H/W: 6’1” 240lbs
Pro: 5 years
Drafted: 2013 / Panthers / pick 5.15
College: Iowa State
2016 Snap Count: 351 / 32.8% / ranked 4th
A 2013 5th rounder A.J. Klein has been a journeyman with the Panthers for the last 4 years behind “stud” veteran Luke Kuechly. While being mainly a standout on special teams he has received some action over that time as a starting middle linebacker. In 2016 he received starts from weeks 12 to 17 and performed very well. Unfortunately, it was at the expense of Kuechly who received a terrible concussion in week 11 against New Orleans Saints. I’d like to also note here that Klein was sitting out that same contest with his own concussion that could have affected his play on the field in the following weeks. This is only an assumption on my part based on the research that I’ve done over the last six months. But now on to what I’ve learned about him as a player. There have been a few camp reports from his now former Panther teammates and coaching staff stating how they felt that Klein would be (not could be, would be!) a starter on most of the teams in the NFL. These started surfacing after Kuechly was put into the concussion protocol and Klein was named the next man up. I’ve also learned this past fall that the team recently started using a GPS system to analyze practice reps and that Klein was among the fastest players to read and react to the offensive plays during those sessions. With that being said I kept it in mind but didn’t think much of it until I watched the Panthers and Raiders game in week 12 last season. That is when I seen this play unfold late in the contest that I’ve included as a clip below. This was Klein’s first true start of the season and had to be his moment to audition for teams going into 2017 as a future free agent.
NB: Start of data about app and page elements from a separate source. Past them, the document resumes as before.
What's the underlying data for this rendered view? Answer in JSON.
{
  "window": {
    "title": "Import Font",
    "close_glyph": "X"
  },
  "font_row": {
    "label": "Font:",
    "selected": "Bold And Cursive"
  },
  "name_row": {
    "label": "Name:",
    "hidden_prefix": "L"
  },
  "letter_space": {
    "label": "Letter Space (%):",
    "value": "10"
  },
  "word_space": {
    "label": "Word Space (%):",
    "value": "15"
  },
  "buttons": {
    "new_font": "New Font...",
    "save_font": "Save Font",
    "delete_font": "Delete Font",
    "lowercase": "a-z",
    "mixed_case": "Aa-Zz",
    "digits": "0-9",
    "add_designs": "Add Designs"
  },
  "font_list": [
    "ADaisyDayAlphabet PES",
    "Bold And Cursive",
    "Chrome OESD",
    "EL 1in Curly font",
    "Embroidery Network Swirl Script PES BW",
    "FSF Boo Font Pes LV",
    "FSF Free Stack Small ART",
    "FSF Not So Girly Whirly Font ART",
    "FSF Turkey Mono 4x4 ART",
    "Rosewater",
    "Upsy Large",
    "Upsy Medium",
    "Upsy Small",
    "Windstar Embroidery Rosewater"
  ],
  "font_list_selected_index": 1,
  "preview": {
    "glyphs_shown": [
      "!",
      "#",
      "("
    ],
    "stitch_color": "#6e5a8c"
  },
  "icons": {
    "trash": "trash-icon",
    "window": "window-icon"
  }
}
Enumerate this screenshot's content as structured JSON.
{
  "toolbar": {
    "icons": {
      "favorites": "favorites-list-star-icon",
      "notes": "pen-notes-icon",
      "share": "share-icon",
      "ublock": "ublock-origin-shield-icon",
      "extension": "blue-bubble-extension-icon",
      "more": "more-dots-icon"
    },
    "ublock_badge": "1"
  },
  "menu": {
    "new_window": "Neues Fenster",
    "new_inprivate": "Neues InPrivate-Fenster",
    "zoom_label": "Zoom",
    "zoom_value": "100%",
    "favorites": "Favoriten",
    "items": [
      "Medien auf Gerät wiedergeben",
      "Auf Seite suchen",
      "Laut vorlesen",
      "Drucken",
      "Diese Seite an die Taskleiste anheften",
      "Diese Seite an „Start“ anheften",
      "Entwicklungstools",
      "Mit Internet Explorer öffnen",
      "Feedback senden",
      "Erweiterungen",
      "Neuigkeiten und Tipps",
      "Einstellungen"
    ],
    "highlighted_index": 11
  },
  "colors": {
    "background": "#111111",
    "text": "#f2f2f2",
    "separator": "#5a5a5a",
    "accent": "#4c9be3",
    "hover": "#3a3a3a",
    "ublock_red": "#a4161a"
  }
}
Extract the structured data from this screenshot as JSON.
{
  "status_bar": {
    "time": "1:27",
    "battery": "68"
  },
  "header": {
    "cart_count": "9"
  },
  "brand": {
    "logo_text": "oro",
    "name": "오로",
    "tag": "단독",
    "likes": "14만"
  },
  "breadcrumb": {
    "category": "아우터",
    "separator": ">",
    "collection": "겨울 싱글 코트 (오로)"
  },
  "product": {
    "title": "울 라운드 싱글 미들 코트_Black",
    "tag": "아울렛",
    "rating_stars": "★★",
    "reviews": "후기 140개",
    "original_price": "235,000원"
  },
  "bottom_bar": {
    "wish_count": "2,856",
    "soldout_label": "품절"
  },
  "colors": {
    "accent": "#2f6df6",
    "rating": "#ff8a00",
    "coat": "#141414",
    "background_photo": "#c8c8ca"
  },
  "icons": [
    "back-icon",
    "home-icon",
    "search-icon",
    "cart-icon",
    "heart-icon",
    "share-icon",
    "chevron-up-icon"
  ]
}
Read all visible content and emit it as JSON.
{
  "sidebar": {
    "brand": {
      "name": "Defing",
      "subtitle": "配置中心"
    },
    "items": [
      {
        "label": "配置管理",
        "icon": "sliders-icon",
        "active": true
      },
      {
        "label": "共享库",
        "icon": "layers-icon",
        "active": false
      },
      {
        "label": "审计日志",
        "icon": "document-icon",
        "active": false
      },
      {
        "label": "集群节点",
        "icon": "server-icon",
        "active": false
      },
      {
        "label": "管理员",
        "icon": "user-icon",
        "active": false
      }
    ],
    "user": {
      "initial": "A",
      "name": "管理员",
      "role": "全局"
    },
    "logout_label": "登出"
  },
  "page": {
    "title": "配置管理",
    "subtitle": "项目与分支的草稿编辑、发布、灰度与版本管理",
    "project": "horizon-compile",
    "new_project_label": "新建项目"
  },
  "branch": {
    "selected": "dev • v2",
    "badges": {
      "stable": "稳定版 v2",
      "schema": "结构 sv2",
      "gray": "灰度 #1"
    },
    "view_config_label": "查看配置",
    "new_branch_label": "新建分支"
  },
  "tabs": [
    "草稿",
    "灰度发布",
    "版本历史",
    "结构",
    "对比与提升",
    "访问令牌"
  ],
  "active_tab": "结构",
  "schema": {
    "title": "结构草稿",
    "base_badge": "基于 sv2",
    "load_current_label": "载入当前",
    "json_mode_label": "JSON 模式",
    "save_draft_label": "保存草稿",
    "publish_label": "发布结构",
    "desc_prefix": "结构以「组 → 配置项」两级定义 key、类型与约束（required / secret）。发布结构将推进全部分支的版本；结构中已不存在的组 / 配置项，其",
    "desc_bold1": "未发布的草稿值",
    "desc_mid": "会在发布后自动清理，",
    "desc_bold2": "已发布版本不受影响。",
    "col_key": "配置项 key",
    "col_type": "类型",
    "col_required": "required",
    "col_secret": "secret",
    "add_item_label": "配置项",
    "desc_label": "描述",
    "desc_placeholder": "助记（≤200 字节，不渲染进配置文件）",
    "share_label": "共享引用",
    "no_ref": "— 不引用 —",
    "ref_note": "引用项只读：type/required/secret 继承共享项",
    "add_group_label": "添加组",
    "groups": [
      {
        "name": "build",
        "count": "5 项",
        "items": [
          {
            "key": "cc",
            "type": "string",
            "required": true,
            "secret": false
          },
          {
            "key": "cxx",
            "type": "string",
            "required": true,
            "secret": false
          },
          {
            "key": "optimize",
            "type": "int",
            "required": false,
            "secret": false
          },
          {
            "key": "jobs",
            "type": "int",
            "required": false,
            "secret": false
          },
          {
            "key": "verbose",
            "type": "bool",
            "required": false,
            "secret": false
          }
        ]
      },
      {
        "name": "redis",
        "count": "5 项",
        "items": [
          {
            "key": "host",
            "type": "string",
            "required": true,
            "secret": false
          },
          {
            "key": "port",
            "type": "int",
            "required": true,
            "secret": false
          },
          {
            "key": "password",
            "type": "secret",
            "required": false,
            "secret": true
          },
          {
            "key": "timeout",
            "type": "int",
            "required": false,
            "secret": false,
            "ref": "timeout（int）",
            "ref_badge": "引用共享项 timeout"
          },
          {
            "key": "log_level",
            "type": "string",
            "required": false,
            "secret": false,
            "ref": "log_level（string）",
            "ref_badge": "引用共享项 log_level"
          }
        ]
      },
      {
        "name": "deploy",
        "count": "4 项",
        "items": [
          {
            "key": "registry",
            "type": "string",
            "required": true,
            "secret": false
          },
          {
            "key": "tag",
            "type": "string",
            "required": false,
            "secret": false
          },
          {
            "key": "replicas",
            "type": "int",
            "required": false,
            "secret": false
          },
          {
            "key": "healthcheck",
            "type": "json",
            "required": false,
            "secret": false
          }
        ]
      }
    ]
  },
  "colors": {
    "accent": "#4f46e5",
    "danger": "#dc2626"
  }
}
As you watch you will notice that there is no help in coverage from the free safety Tre Boston (#33), who can be seen lingering towards the bottom of the clip, while Klein (#56) starts from his spot in the middle of the field. Let’s take a look and then break the play down.
So we see that Klein had been isolated but in a position to cover a very good wide receiver in Michael Crabtree (#15) in a short to mid-field route. But then when he saw Crabtree kicking it into high gear for a long route down the middle of the field that he also noticed that the free safety was out of position and not able to pick up the coverage. I’m assuming this because there has never been a defensive play called that isolates a middle linebacker on a wide receiver running down the field on purpose that I’ve ever seen. In the end, it might have been a great catch by Crabtree, but the clip does show that Klein can really run and can see the entire field. That was a 50-yard sprint by a 6’1” 240lb linebacker with a WR who had a step on him due to the blown coverage. If Klein had turned his head one split second earlier before the catch and kept his feet under himself it would have been a highlight reel for sure. In a sense, I believe it still was and shows just what Klein has in store going forward.
The Saints snatched Klein up real early in free agency this offseason with a really nice contract for a free agent linebacker. Making him the highest paid linebacker on the roster by a nice margin. The details are very telling with a three-year, $15 million deal, with nearly $10 million guaranteed. That is basically $5 million a year and not something to overlook. Contracts to me are always important to look at in finding players with a future and becoming relevant in fantasy football, and this one stands out. They have paid him “starter” money for a reason and I believe we will see exactly why in 2017.
2017 Outlook: The New Orleans Saints happen to use the same defensive scheme as the Panthers, so Klein will be able to step right in and showcase his speed and instincts easily for them. He is a big linebacker that can shed blocks and help shut down the run game while adding his experience of being the defensive play caller on the field. I believe he was brought in to man the middle linebacker position and lead the New Orleans defensive unit this year. There will be no downside in obtaining him through a trade or off the waiver wire. At the moment he is my #1 suggested pick up in finding IDPs for 2017.
2017 production level: Solid LB1
Thanks for reading and good luck finding your IDP glory.